***** EXTRACTED DATA *****

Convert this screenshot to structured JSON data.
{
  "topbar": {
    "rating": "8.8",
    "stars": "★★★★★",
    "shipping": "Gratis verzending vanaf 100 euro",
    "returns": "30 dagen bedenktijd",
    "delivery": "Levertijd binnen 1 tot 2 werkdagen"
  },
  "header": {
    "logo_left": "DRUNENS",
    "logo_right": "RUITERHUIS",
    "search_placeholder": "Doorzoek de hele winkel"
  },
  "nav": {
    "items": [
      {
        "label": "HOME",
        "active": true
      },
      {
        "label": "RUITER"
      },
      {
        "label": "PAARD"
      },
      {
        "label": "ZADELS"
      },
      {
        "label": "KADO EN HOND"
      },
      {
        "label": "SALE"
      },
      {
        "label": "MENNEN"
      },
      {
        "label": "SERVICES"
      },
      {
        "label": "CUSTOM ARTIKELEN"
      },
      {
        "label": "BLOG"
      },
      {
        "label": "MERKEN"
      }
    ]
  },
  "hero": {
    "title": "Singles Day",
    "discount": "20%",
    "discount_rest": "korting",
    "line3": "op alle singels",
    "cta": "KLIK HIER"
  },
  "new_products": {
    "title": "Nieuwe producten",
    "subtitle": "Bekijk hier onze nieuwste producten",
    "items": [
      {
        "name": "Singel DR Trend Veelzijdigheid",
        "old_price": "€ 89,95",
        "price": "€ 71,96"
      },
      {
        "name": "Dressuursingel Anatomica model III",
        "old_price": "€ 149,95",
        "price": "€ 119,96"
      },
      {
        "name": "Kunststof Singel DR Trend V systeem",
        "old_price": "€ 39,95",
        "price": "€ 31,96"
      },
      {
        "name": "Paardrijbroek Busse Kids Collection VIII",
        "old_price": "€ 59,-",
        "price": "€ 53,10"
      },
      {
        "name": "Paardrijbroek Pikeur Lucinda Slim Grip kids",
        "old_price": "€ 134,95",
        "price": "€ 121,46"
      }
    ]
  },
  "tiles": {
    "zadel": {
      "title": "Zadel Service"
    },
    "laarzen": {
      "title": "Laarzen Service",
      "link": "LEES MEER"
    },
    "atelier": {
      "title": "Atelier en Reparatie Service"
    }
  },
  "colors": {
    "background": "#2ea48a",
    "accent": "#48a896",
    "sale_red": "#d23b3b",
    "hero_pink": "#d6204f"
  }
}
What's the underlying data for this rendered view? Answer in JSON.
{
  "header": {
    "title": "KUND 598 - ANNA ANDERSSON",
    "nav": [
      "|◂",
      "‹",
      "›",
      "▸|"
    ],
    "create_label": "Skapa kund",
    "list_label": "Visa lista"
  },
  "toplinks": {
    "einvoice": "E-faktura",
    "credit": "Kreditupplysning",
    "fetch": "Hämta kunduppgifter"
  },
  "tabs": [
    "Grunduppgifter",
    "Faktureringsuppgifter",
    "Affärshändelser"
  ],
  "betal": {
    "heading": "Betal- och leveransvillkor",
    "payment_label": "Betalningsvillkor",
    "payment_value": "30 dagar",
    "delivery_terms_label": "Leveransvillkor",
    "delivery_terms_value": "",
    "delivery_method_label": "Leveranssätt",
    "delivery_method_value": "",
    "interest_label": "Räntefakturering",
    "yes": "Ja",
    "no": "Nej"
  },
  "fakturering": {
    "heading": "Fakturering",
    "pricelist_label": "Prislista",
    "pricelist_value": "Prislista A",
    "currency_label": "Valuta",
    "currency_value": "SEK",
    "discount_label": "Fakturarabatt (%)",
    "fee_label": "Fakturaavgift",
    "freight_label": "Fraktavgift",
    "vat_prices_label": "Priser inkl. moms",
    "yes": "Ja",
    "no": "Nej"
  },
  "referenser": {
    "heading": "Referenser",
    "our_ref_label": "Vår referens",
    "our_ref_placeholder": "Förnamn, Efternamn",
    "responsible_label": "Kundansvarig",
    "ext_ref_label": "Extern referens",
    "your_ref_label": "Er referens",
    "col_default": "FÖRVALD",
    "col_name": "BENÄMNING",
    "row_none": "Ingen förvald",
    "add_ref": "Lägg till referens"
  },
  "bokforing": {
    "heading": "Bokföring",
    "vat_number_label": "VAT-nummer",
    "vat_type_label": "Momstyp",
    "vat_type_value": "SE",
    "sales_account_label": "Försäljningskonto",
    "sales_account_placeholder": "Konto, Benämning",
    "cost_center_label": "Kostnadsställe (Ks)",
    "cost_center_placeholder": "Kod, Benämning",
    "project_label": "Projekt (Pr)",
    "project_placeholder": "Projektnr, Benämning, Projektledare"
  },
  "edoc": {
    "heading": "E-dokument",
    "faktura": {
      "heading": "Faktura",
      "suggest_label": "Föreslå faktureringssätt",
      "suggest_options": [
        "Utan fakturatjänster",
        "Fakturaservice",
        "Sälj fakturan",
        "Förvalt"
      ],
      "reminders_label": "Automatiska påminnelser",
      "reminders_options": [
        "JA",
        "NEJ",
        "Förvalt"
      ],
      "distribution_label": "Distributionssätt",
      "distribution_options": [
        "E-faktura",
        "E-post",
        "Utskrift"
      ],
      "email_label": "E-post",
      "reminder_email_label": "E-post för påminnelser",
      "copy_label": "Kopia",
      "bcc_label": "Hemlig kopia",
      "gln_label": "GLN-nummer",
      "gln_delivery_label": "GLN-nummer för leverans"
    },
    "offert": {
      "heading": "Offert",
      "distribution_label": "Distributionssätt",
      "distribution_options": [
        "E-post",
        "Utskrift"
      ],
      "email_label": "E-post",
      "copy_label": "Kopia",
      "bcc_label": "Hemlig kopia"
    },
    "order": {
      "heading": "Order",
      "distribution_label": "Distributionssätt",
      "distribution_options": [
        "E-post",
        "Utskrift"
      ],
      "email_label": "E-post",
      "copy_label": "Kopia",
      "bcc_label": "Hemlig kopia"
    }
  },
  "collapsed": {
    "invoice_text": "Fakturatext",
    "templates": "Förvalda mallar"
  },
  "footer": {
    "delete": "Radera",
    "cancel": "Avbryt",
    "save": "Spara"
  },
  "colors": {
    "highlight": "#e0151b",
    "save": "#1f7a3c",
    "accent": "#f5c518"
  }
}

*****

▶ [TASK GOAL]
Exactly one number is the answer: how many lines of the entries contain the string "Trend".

▶ [YOUR SOLUTION]
2